At the conclusion of the paper the President said:—In the very interesting paper to which we have just had the pleasure of listening, and for which in the name of this Society it is my duty to express to Professor Bradley our heartful thanks, Professor Bradley has shown in one concrete example, certainly the most prominent one of which we know at present, what treasure is still unexplored, what rich harvest may still be found in the deserted cities of Siam, to serve as documents for the history of progress and civilisation. He has shown us, I take it, also, the necessity which exists to collect these inscriptions and to incorporate them in the Corpus Inscriptionum Inscriptionum Siamensium. That this hope of scholars both Eastern and Western will soon be fulfilled we have, however, good reasons to believe. Already excavations are made in old cities, the inscriptions found are collected and preserved from the inclemency of the weather. We have in Siam no written records of ancient Kings, or rather, we should say, they have not yet been traced. What therefore remains are the inscriptions in which the Kings and people recorded their pious deeds, and in collecting them, it will become true what the poet said, perhaps in another sense:—
"Wenn Menschen schweigen, werden Steine reden."
Mr. R. W. Giblin in seconding the motion said:—"I have much pleasure in seconding the vote of thanks so happily proposed by our President.
Professor Bradley's account of the inscribed stone and his translation of the inscription will always rank very highly in the records of this Society. They will be published in the Journal almost immediately and so reach those who have not been able to attend this meeting. I think that I shall be expressing the wish of all the members of the Society present to-night in stating that Professor Bradley's able paper should be the first of such a series as will embrace all the inscriptions which have been found in Siam up to date, and those others, as they are brought to light, which our President has indicated yet remain to be discovered.
It may be said that those inscriptions which have already been copied have been deciphered and the translations published, and Dr. Frankfurter has referred to that Corpus Inscriptionum Siamensium (not yet in being) which should contain copies of the known inscriptions. But the point I wish to make is that it will be worth while to publish in the Journal of this Society even those translations which have been made, with illustrations or copies of the inscriptions themselves. Professor Bradley has shown in the case of the Sukotai stone that it has been possible to improve on former readings of it, and if that achievement is not to be accomplished in every case, the publication of inscriptions in the Journal, with their translations, will be of the greatest interest to those of us who have not the learning to decipher, while to those who can do so the means will be increased of indulging in the exercise of their science and skill.

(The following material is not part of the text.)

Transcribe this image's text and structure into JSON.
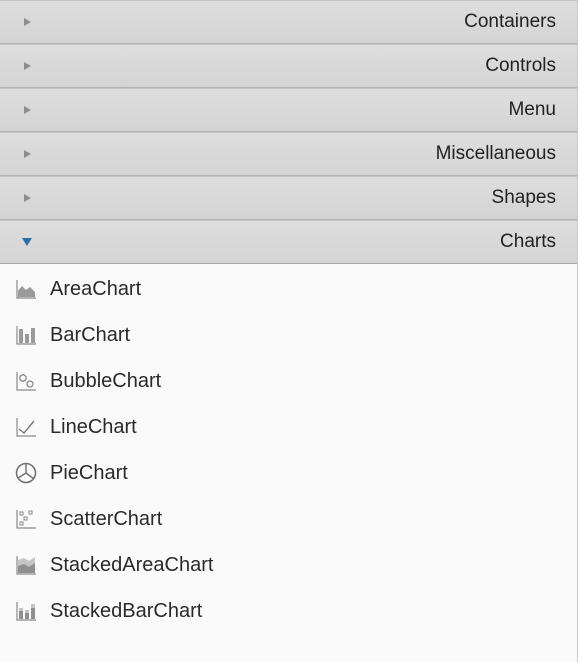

I am able to state that a copy of a Lao inscription not, I believe, hitherto published, will presently be printed for the Journal of the Society, and Dr. Hansen, who is present here to-night, has been good enough to promise that his translation of it, first done into Siamese, will be done into English by him, so that it may be printed and appear with the illustrations."
Dr. Hansen remarked that there were a great number of inscriptions in the North, which he believed had never been published or translated.
The vote of thanks was cordially passed, and those present afterwards inspected the rubbings of the Sukhothai inscription which were on view, and the meeting terminated.